Give back all the records exactly, keeping every line whole.

Given entries START

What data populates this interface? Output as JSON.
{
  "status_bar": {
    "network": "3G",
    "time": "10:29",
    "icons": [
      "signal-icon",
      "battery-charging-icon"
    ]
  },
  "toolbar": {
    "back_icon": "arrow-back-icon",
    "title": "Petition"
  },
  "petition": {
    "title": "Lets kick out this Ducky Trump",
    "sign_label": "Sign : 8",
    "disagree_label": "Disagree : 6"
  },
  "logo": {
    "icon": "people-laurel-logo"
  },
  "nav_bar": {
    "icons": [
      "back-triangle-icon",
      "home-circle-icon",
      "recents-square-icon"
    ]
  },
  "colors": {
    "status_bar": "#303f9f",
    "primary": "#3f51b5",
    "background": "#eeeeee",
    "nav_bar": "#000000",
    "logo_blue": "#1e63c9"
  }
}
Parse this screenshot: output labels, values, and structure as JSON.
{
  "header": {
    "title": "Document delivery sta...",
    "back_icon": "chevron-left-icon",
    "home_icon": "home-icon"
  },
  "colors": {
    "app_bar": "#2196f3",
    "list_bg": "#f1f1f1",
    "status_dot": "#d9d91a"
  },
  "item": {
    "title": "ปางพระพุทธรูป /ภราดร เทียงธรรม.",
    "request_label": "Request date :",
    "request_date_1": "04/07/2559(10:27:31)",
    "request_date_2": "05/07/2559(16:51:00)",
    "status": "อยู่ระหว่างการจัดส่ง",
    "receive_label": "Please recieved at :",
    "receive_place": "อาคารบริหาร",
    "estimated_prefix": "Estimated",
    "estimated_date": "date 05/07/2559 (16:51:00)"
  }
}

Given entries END

• **Exercise result**
What data populates this interface? Output as JSON.
{
  "status_bar": {
    "network": "3G",
    "time": "10:29",
    "icons": [
      "signal-icon",
      "battery-charging-icon"
    ]
  },
  "toolbar": {
    "back_icon": "arrow-back-icon",
    "title": "Petition"
  },
  "petition": {
    "title": "Lets kick out this Ducky Trump",
    "sign_label": "Sign : 8",
    "disagree_label": "Disagree : 6"
  },
  "logo": {
    "icon": "people-laurel-logo"
  },
  "nav_bar": {
    "icons": [
      "back-triangle-icon",
      "home-circle-icon",
      "recents-square-icon"
    ]
  },
  "colors": {
    "status_bar": "#303f9f",
    "primary": "#3f51b5",
    "background": "#eeeeee",
    "nav_bar": "#000000",
    "logo_blue": "#1e63c9"
  }
}
Parse this screenshot: output labels, values, and structure as JSON.
{
  "header": {
    "title": "Document delivery sta...",
    "back_icon": "chevron-left-icon",
    "home_icon": "home-icon"
  },
  "colors": {
    "app_bar": "#2196f3",
    "list_bg": "#f1f1f1",
    "status_dot": "#d9d91a"
  },
  "item": {
    "title": "ปางพระพุทธรูป /ภราดร เทียงธรรม.",
    "request_label": "Request date :",
    "request_date_1": "04/07/2559(10:27:31)",
    "request_date_2": "05/07/2559(16:51:00)",
    "status": "อยู่ระหว่างการจัดส่ง",
    "receive_label": "Please recieved at :",
    "receive_place": "อาคารบริหาร",
    "estimated_prefix": "Estimated",
    "estimated_date": "date 05/07/2559 (16:51:00)"
  }
}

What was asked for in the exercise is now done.